SPAIN – The Spanish government has tapped into the Social Security Reserve Fund for the third time to pay extra summer pension payments, and is expected to do so again later this year, the director of the country's pension fund association said.
Angel Martínez-Aldama, director of the country's investment and pension fund association (INVERCO), told IPE that prime minister Mariano Rajoy's government took €3.5bn from the reserve fund in June to pay extra summer pensions.
The move comes as the Social Security accounts traditionally used to pay pension income to Spanish retirees face severe shortfalls due high unemployment.

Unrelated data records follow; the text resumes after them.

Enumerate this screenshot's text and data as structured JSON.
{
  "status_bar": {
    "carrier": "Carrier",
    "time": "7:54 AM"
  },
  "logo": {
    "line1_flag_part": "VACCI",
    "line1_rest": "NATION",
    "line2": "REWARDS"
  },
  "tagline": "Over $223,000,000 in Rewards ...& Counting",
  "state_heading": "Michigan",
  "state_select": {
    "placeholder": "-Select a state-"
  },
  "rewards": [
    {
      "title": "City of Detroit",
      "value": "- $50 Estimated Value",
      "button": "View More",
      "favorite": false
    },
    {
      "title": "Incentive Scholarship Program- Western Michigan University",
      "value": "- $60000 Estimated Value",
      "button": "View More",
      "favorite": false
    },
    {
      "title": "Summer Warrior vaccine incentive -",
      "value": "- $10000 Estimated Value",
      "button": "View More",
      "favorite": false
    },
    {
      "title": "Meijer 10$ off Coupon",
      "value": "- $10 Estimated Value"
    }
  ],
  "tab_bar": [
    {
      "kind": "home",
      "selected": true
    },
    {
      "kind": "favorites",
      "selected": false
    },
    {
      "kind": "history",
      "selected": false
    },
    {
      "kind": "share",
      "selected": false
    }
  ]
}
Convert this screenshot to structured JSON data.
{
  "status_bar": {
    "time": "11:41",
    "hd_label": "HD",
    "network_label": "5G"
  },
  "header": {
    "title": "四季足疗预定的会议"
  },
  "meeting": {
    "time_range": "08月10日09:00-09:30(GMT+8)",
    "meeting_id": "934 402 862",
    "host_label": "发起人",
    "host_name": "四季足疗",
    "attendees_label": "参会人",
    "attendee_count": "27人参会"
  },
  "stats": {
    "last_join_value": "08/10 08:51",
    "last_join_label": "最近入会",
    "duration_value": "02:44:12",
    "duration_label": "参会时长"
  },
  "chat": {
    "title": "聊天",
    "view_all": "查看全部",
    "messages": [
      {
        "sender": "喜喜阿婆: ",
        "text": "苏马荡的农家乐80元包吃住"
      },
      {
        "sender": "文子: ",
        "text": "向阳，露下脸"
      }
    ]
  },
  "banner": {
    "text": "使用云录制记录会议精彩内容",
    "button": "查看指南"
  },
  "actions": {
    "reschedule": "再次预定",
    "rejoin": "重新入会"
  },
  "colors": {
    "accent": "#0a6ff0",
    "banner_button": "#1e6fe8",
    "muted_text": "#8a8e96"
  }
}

However, according to Martínez-Aldama, this use of the reserve fund is in line with its initial goal.
"There is nothing abnormal about tapping into the fund," he said. "That is precisely the reason why the fund was launched in the first place, back in 2000."
At the time, the government, led by José María Aznar, said it was launching the reserve fund to offset future shortfalls at Spanish pension schemes.
Martínez-Aldama went on to say that the reserve fund was supposed to make 14 payments in total this year to pay pensions.
While one payment is made each month to finance Spanish pension incomes, two additional payments are expected to be made twice this year to cover extra needs.
But Martínez-Aldama conceded that tapping into the reserve fund for extraordinary payments could lead to "some problems" in the future if the country's economy does not improve.
"However, the economy seems to be improving slightly," he said.
"The Bank of Spain published new data yesterday showing the economy only decreased by 0.1% in the second quarter this year, compared with the 0.5% fall recorded in Q1."
Rajoy's government took €3bn from the fund to cover "unspecified Treasury needs" in September last year, before withdrawing another €4bn two months later, in November.
According to the Labour Ministry, the reserve fund is now worth €59.3bn, equivalent to 5.65% of gross domestic product.